Outlawries Bill

MPs give the Outlawries Bill a first reading at the beginning of every parliamentary session, before debate on the Queen's Speech.

But it contains no serious legislative proposals, and stands no chance of becoming law.

Instead, the Outlawries Bill is about constitutional symbolism - a way for the Commons to assert its right to set its own agenda and not only the subjects included in the Queen's Speech.

The practice may date as far back as 1558, when MPs used to introduce a bill that was not included in the Royal Address regularly.

But MPs settled upon the Outlawries Bill in about 1727, and have introduced it before taking any other business nearly every year since.

The short title of the Outlawries Bill is: "A Bill for the more effectual preventing clandestine Outlawries."

The Bill has never been printed and is not presented by any Member.

In a report published in the 2002/03 session, the Commons Procedure Committee recommended that the practice should continue so that the House can "assert its freedom to consider matters of its choosing".

Print Sponsor

Has China's housing bubble burst?
How the world's oldest clove tree defied an empire
Why Royal Ballet principal Sergei Polunin quit


Sign in

BBC navigation

Copyright © 2019 BBC. The BBC is not responsible for the content of external sites.
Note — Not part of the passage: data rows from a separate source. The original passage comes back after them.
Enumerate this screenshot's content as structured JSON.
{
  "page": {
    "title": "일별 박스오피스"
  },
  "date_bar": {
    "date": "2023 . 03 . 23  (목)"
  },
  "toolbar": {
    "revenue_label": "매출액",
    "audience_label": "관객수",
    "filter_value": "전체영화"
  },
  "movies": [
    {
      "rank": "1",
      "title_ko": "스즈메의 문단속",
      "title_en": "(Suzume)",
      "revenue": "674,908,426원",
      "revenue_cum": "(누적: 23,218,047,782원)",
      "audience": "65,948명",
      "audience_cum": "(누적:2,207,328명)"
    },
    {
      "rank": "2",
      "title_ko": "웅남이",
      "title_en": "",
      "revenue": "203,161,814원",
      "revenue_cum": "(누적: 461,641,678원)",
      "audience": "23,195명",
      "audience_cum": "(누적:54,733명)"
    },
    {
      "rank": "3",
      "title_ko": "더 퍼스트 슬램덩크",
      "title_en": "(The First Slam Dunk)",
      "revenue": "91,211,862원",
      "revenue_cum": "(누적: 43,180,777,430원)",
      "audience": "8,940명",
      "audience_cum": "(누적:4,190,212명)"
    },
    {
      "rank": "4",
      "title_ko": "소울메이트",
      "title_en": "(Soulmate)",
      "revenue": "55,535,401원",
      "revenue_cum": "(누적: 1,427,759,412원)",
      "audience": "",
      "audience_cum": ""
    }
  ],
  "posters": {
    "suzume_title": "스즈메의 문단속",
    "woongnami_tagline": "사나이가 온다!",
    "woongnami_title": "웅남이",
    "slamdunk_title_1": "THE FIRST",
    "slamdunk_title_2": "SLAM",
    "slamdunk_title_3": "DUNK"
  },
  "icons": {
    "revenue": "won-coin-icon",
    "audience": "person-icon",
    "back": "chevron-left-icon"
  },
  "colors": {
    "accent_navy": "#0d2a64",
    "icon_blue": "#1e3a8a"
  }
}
Read more.

This page is best viewed in an up-to-date web browser with style sheets (CSS) enabled. While you will be able to view the content of this page in your current browser, you will not be able to get the full visual experience. Please consider upgrading your browser software or enabling style sheets (CSS) if you are able to do so.

Americas Africa Europe Middle East South Asia Asia Pacific